Scientists Have Finally Cracked The Great Mystery Of The Bermuda Triangle
The Bermuda Triangle — a stretch of the Atlantic Ocean between Florida, Puerto Rico, and Bermuda. Home to over 100 wrecked ships and airplanes, this region was first reported on after the loss of five American bomber ships in 1945. As recently as 2015, this mysterious stretch of ocean continues to claim ships and planes as they pass through.
Scientists at the University of Colorado recently analyzed satellite weather images of the conditions in the Triangle, though, and what they found was surprising:
The specific wind conditions in the Bermuda Triangle are creating hexagons — entirely unusual behavior during any sort of weather. While the scientists are unclear on how the straight-line cloud formations are occurring in the first place, they are crystal clear on the effects of such conditions: Winds up to 170 miles per hour, and waves exceeding 45 feet. To put this in perspective, it is as if something exceeding the strength of a hurricane lands on these ships, suddenly and without warning; and no ship, or airplane, can survive those sort of conditions.
Many questions remain unanswered, though: How is it that these mysterious hexagonal clouds form? Why hasn’t anyone been able to capture the weather in the Bermuda Triangle on camera? What prevents submarines from exploring this area, and finding the ships which have been sunk?
The appearance of these curious conditions has motivated researchers around the globe to continue with their studies of the Bermuda Triangle.
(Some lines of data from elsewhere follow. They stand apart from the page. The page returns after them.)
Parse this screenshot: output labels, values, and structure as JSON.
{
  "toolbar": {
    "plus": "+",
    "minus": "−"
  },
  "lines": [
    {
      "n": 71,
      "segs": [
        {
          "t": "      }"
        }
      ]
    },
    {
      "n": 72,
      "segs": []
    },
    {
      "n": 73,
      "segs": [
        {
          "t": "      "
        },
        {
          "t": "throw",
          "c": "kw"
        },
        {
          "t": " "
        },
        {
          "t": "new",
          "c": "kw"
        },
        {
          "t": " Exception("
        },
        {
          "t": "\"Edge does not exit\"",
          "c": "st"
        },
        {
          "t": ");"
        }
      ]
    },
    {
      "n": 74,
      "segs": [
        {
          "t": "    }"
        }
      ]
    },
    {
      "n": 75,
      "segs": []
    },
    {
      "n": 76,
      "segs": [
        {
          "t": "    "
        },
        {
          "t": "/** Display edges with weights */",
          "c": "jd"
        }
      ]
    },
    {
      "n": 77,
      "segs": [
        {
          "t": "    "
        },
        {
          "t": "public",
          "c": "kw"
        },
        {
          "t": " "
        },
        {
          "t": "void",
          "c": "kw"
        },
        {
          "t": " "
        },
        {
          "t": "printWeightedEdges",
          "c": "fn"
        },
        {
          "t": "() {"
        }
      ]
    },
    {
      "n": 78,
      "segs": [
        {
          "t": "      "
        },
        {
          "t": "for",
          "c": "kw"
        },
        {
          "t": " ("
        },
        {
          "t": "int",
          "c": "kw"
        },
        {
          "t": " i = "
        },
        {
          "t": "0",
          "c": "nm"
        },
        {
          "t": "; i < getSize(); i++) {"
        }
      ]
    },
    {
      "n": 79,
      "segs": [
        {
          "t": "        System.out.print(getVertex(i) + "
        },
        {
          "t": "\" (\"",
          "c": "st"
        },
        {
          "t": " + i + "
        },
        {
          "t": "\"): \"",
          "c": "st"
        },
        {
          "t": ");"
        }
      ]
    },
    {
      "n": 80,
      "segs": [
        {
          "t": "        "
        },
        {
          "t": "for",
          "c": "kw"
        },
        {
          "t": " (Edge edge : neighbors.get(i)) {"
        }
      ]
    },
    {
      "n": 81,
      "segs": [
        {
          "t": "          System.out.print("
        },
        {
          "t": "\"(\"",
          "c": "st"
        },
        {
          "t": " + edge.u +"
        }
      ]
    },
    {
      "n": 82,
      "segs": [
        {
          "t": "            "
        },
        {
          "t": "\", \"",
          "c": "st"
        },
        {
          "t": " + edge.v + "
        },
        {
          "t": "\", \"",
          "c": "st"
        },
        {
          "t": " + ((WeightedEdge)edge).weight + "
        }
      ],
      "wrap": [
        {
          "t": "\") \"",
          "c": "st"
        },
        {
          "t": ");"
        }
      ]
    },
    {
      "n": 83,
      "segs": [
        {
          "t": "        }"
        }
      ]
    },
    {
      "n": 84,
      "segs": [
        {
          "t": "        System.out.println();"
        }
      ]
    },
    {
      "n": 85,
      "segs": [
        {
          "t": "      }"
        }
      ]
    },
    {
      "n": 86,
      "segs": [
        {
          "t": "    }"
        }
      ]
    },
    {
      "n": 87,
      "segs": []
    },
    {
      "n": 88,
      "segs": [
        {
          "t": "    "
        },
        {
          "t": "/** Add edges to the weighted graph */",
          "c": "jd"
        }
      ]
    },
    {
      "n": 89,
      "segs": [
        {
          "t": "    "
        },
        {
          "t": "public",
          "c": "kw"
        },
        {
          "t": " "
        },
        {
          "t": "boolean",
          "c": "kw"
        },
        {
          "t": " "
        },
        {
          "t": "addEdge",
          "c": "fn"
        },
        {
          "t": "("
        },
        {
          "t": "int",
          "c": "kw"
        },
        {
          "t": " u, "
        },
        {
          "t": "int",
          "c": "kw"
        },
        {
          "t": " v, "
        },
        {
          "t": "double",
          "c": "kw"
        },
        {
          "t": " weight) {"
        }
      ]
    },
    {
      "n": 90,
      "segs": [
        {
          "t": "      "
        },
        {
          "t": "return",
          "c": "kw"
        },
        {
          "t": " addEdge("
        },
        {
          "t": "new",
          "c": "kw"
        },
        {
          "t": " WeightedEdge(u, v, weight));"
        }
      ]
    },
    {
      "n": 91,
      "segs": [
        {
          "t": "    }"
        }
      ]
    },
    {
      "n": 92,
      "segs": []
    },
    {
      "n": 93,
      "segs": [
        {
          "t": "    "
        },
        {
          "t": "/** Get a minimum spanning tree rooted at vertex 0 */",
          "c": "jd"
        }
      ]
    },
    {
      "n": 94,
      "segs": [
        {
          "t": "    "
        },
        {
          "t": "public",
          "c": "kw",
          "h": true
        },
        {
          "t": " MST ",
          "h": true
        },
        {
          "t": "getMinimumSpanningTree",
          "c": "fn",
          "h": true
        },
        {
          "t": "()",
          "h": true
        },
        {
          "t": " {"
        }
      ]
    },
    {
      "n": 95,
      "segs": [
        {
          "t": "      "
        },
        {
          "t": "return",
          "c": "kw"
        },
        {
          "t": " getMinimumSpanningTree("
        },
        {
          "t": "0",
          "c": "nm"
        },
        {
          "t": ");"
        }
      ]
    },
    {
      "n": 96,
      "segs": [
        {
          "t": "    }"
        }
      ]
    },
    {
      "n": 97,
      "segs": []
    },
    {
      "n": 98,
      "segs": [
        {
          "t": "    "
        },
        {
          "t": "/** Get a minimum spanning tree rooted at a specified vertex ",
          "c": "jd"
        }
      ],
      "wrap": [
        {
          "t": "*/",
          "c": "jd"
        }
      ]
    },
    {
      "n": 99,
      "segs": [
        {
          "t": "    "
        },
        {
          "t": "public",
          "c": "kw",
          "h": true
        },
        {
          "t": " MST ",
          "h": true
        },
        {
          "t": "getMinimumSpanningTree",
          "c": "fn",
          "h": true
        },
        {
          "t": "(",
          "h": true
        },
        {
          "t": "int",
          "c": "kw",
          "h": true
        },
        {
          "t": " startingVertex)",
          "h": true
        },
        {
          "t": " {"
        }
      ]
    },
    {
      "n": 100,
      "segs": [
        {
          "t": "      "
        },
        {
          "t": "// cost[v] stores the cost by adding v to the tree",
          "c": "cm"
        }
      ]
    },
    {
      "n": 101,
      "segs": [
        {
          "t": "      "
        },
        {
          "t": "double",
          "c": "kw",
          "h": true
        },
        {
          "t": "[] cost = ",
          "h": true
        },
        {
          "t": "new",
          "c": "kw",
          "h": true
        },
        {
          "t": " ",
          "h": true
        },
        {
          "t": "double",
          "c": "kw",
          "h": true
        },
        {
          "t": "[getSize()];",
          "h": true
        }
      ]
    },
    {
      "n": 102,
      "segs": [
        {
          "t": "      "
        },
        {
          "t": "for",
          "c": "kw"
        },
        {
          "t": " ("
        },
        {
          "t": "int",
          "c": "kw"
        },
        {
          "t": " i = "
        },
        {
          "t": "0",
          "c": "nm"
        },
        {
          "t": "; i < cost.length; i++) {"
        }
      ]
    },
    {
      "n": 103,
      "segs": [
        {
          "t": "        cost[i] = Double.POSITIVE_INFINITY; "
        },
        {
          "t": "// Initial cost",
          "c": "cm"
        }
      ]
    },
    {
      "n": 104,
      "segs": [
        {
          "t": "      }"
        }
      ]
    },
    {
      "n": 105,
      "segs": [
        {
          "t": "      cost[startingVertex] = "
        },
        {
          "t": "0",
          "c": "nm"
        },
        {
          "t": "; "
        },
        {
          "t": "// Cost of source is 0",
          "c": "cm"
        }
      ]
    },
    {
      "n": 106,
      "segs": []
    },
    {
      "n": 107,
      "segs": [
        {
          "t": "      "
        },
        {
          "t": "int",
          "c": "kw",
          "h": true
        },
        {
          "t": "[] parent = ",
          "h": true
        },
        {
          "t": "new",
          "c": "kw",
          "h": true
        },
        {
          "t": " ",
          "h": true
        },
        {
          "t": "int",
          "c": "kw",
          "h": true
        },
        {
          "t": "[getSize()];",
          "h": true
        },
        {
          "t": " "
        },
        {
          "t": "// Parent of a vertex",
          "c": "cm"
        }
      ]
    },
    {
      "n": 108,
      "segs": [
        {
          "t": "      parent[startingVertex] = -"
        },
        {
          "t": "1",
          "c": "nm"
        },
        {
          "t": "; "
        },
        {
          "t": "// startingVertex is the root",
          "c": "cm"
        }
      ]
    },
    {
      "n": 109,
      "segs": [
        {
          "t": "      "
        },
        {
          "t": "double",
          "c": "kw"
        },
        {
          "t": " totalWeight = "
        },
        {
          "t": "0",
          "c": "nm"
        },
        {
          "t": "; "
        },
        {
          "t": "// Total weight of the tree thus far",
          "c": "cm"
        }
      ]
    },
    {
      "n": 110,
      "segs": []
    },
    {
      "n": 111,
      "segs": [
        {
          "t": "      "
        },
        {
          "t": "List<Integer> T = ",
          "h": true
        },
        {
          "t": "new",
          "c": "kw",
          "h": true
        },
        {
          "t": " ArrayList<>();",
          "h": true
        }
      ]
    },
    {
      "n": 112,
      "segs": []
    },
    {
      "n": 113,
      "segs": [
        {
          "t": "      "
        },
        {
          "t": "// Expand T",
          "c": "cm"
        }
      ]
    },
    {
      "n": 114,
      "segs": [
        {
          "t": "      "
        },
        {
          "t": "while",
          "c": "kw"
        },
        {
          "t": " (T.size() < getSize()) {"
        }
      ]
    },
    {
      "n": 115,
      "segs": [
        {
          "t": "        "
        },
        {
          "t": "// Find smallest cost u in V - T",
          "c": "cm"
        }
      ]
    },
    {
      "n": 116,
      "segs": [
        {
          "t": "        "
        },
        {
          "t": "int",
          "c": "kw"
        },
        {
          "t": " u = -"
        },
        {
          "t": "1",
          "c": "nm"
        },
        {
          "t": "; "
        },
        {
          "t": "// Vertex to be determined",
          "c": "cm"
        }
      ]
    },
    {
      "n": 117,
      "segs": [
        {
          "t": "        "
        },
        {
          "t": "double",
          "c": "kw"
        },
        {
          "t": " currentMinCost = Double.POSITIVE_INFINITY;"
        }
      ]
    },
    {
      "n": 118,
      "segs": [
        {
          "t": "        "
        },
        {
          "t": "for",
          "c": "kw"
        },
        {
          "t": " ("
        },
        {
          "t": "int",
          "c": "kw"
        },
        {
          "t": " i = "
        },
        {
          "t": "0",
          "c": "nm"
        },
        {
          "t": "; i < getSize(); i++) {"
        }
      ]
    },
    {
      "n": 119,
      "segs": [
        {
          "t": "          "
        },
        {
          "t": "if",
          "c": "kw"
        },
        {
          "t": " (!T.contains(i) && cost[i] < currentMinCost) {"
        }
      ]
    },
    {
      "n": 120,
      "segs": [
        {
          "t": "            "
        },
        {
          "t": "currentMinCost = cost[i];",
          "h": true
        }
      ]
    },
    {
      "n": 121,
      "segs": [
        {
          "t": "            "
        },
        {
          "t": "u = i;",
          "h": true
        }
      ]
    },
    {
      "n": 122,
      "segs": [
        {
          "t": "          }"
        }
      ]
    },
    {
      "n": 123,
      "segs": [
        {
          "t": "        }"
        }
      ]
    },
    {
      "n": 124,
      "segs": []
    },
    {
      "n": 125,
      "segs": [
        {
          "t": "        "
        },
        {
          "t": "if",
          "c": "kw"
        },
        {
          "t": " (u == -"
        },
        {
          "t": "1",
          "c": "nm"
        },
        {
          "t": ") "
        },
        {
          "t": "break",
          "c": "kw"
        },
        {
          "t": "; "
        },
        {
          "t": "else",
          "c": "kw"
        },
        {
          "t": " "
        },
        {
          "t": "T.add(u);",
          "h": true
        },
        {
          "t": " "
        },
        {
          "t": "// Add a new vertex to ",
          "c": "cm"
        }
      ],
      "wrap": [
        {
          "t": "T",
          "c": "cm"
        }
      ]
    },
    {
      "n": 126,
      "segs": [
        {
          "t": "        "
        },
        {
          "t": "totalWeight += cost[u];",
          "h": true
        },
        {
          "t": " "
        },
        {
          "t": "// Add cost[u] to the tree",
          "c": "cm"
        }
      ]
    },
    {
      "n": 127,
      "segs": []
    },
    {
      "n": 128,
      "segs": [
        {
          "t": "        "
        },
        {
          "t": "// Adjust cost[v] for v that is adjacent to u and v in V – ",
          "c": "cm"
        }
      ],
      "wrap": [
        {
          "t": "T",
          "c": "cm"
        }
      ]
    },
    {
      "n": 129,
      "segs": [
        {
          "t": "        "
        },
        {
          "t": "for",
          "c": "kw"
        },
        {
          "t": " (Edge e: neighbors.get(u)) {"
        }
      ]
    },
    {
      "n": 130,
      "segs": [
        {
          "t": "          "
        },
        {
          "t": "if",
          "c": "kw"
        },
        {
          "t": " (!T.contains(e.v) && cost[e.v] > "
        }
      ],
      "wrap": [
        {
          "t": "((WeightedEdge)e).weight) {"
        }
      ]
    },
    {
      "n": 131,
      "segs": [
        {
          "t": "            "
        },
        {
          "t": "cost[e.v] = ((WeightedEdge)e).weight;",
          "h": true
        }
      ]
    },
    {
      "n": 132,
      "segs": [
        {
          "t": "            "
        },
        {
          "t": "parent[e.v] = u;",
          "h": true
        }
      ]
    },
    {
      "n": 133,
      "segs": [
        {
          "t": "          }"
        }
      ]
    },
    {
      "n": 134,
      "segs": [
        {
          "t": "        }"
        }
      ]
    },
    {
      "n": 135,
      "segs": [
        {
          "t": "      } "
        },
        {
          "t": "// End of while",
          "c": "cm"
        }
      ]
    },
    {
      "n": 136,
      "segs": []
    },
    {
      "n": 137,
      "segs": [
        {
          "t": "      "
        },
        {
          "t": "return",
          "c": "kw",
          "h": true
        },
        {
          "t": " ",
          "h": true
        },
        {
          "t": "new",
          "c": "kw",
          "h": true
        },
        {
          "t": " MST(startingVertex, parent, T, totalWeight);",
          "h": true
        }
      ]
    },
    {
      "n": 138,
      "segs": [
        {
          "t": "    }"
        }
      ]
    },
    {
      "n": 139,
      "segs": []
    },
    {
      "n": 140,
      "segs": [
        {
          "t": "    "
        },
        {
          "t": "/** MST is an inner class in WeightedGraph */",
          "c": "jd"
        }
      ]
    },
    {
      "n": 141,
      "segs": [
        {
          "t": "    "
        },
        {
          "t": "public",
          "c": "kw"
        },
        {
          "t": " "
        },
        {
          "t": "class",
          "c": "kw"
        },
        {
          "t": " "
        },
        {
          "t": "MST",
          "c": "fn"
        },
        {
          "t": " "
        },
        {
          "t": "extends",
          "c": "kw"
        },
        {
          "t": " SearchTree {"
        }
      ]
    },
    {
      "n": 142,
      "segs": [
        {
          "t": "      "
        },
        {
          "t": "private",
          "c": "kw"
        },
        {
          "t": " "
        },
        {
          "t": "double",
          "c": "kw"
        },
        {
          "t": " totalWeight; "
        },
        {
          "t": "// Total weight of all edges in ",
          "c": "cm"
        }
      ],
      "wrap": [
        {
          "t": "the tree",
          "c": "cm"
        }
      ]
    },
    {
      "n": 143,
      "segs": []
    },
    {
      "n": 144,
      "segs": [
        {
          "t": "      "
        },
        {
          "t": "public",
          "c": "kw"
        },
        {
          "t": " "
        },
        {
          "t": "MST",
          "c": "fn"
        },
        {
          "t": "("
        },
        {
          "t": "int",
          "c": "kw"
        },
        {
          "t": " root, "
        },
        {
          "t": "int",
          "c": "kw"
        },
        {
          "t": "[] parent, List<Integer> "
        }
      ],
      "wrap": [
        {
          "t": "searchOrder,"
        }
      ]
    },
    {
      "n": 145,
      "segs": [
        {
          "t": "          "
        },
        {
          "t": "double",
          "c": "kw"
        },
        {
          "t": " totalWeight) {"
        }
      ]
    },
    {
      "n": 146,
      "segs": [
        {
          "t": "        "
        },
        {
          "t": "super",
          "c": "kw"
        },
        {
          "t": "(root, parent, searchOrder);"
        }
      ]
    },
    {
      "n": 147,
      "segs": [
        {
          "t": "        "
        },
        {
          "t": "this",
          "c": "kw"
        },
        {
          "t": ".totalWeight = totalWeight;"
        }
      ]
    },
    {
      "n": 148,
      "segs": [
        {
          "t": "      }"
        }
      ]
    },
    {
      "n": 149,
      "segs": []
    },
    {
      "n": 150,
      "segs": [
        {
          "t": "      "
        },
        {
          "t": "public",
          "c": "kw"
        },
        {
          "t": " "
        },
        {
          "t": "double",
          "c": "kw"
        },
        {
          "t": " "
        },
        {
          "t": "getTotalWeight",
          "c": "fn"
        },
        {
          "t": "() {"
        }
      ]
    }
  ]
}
Though answers have been few for the mysterious disappearances of ships and planes in this area, this recent study may point the right direction for further research.
Check out the article which inspired this piece here.